:: What the task requires ::
In the data below, which lines contain "server"? List them by copying each one.

:: Material shown ::

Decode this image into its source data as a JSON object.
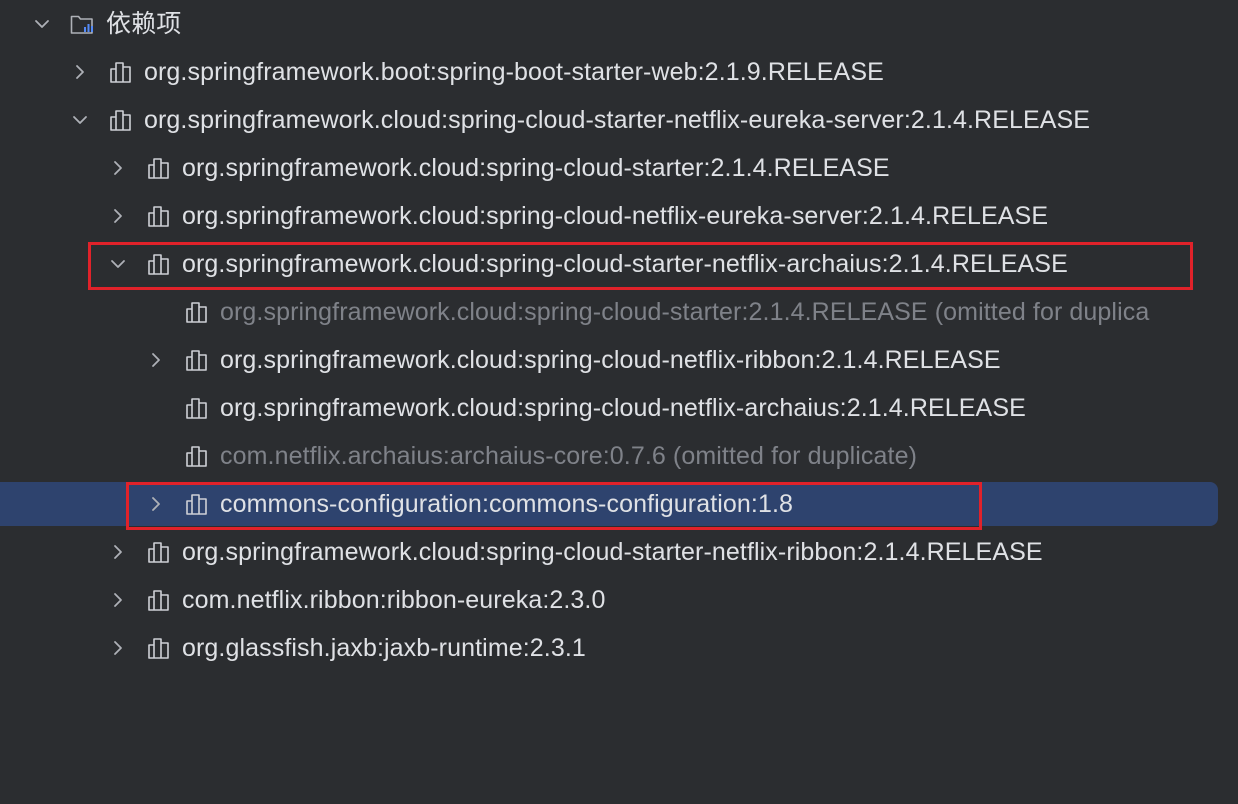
{
  "tree": {
    "root": {
      "label": "依赖项",
      "expanded": true,
      "icon": "folder-chart-icon"
    },
    "rows": [
      {
        "label": "org.springframework.boot:spring-boot-starter-web:2.1.9.RELEASE",
        "expanded": false,
        "icon": "library-icon"
      },
      {
        "label": "org.springframework.cloud:spring-cloud-starter-netflix-eureka-server:2.1.4.RELEASE",
        "expanded": true,
        "icon": "library-icon"
      },
      {
        "label": "org.springframework.cloud:spring-cloud-starter:2.1.4.RELEASE",
        "expanded": false,
        "icon": "library-icon"
      },
      {
        "label": "org.springframework.cloud:spring-cloud-netflix-eureka-server:2.1.4.RELEASE",
        "expanded": false,
        "icon": "library-icon"
      },
      {
        "label": "org.springframework.cloud:spring-cloud-starter-netflix-archaius:2.1.4.RELEASE",
        "expanded": true,
        "icon": "library-icon"
      },
      {
        "label": "org.springframework.cloud:spring-cloud-starter:2.1.4.RELEASE",
        "note": " (omitted for duplica",
        "icon": "library-icon"
      },
      {
        "label": "org.springframework.cloud:spring-cloud-netflix-ribbon:2.1.4.RELEASE",
        "expanded": false,
        "icon": "library-icon"
      },
      {
        "label": "org.springframework.cloud:spring-cloud-netflix-archaius:2.1.4.RELEASE",
        "icon": "library-icon"
      },
      {
        "label": "com.netflix.archaius:archaius-core:0.7.6",
        "note": " (omitted for duplicate)",
        "icon": "library-icon"
      },
      {
        "label": "commons-configuration:commons-configuration:1.8",
        "expanded": false,
        "selected": true,
        "icon": "library-icon"
      },
      {
        "label": "org.springframework.cloud:spring-cloud-starter-netflix-ribbon:2.1.4.RELEASE",
        "expanded": false,
        "icon": "library-icon"
      },
      {
        "label": "com.netflix.ribbon:ribbon-eureka:2.3.0",
        "expanded": false,
        "icon": "library-icon"
      },
      {
        "label": "org.glassfish.jaxb:jaxb-runtime:2.3.1",
        "expanded": false,
        "icon": "library-icon"
      }
    ]
  },
  "colors": {
    "background": "#2b2d30",
    "selection": "#2e436e",
    "text": "#dfe1e5",
    "dim_text": "#7f8289",
    "highlight_box": "#e0222a"
  }
}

:: Response ::
        "label": "org.springframework.cloud:spring-cloud-starter-netflix-eureka-server:2.1.4.RELEASE",
        "label": "org.springframework.cloud:spring-cloud-netflix-eureka-server:2.1.4.RELEASE",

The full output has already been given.